It may even be worth closing an under performing store in order to make room to launch a flagship store in the heart of trade area in which they already dominate. This project would therefore be accepted under normal circumstance. Moreover, Whalen Court is the first project that we suggest Target make adjustments in their capital structure if needed in order to finance its development. The Barn – Ranked 1st Of all the projects, the Barn is by far the most attractive.
It requires the lowest initial investment, and offers the second highest NPV of the investment opportunities. Based upon our composite rankings, the Barn ranks fist on all but two measures. Although it has one of the lowest target market percentages in the trade area, it is also a new entrant into the market arena. In comparison to the prototype store, this location beats it in every aspect. In addition, even if the sales are overestimated by 10%, it not only beats the prototype, but also yields the highest NPV of the proposed projects.
Finally, the Barn also fits well with corporate strategy, as it is able to capture a sizable market share in a relatively large trade area. Under these considerations, this project should be accepted under any and all circumstances. Budget Constraints In the hypothetical circumstance that the allocated budget for these new projects were only $150 million as opposed to the $200 million actually provided in the case, we would forced to use another measure of profitability to determine which projects yield the highest return on investment per dollar.
The Profitability Index measures this by dividing the return on investment by the initial investment needed to yield the returns. Although this method is useful in decision making under capital constraints, it is an overall inefficient way of accepting or rejecting projects because it completely ignores the actual scale of the return. If we made this decision based solely upon the profitability index, we would be forced to accept all projects with the exception of the Whalen Court project. We know, however, this would drastically compromise Target’s overall business strategy.
Considering their strategy, it would be most wise to accept the Whalen Court project regardless of the profitability index. After making this decision based solely on corporate strategy, we could then use the P/I in order to determine how we would allocate the remaining $30. 7 million. Using the P/I, only two of the remaining projects are able to be included in Target’s asset allocation. As supported by our Evaluation Sheet, The Barn and The Stadium projects yield the highest amount of return per dollar invested, and should therefore be included in Target’s asset allocation.
The result of the profitability index test provides additional supporting evidence that the rankings based on the projected cash flows are accurate as well.

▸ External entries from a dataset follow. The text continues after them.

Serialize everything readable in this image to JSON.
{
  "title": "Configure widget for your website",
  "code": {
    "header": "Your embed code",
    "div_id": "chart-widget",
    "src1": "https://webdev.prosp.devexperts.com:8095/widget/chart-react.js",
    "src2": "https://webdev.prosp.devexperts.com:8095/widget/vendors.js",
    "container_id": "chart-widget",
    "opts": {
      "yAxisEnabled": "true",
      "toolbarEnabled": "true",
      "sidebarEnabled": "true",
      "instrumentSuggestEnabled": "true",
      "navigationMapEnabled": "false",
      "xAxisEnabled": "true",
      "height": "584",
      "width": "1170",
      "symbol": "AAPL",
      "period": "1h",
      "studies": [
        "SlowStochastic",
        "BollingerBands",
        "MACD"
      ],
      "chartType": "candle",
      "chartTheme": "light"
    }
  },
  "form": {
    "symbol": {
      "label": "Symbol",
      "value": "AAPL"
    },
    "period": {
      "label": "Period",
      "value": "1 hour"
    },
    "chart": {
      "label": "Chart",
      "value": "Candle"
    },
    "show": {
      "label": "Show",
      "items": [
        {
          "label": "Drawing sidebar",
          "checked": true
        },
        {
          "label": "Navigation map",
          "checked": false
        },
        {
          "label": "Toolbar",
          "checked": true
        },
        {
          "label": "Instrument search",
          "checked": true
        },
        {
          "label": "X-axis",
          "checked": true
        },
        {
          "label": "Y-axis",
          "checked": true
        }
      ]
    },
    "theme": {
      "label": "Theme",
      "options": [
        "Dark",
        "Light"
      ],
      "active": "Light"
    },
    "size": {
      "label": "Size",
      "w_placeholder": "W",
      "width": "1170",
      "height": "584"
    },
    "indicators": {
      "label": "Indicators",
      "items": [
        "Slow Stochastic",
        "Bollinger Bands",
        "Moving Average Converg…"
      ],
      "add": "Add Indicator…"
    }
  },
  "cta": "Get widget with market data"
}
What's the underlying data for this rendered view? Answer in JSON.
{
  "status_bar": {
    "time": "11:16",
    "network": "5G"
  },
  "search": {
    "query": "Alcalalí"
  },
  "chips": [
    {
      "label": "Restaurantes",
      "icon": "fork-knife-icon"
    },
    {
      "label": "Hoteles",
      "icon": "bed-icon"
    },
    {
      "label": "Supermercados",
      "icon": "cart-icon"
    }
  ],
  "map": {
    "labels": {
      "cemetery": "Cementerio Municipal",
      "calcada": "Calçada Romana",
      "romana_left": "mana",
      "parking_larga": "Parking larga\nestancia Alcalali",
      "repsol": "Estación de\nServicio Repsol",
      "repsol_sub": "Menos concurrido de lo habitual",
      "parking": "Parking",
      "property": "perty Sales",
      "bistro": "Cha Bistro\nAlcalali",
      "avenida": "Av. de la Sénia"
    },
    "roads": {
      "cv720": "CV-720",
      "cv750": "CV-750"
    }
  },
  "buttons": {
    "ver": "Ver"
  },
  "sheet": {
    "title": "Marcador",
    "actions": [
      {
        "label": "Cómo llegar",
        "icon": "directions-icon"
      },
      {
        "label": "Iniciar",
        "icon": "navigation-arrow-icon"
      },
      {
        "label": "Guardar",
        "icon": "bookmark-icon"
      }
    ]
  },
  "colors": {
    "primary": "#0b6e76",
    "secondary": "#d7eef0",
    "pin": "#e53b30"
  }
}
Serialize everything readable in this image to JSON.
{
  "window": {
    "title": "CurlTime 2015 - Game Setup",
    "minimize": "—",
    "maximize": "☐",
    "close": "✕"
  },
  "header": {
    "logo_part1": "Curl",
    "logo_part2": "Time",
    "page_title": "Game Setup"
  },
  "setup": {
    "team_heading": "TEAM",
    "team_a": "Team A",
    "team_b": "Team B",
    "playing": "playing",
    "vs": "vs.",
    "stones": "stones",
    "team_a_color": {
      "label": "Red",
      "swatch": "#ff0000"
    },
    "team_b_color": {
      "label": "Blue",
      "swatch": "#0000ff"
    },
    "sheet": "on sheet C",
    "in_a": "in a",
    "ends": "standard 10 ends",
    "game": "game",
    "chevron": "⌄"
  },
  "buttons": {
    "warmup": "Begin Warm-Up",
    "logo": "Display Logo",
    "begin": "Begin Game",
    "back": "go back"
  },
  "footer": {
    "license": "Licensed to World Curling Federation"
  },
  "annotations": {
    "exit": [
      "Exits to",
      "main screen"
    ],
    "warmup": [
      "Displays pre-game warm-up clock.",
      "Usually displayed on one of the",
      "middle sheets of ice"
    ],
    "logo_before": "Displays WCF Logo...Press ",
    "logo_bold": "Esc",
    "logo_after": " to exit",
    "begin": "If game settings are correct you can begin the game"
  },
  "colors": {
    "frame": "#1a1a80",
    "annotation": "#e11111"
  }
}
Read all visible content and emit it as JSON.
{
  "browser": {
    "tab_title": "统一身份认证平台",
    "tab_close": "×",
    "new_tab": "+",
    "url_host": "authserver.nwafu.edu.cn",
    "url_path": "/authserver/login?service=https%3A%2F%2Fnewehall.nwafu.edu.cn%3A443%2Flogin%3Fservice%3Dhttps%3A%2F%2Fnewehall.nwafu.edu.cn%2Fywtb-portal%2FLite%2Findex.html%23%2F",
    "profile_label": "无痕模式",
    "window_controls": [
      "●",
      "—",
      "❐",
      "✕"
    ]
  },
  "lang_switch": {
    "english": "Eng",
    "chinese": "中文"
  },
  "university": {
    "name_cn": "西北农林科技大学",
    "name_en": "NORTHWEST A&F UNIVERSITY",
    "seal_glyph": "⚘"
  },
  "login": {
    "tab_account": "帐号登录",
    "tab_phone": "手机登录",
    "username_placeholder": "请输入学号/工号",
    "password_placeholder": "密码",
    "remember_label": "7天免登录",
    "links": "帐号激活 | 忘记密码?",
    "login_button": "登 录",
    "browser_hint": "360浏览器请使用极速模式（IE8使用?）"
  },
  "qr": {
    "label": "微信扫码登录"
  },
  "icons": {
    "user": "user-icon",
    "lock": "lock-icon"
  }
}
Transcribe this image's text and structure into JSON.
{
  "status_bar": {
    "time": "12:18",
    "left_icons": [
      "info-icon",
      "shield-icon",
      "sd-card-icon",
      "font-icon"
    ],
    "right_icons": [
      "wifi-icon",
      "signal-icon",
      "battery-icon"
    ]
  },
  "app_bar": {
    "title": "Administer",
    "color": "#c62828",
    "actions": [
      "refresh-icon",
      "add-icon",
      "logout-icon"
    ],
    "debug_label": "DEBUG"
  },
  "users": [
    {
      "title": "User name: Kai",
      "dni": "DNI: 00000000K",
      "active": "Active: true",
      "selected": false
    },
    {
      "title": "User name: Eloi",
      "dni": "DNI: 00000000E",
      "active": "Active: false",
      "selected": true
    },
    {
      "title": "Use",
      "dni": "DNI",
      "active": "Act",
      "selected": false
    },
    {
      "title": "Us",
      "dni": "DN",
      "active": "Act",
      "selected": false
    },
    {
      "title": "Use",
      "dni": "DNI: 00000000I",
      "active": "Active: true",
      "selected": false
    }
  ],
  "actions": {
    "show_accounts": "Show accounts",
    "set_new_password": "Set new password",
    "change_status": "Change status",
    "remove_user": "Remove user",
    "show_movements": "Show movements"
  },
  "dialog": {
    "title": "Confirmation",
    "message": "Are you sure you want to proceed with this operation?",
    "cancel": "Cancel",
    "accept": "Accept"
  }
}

In closing, Target’s investment decision has been a crucial example of the importance of balancing financial objectives with strategic objectives of the company. Though NPV and IRR may support an investment on paper, it is also critical to analyze the market environment, and make decisions that will support growth in the long run and not simply satisfy the potential short term financial gains.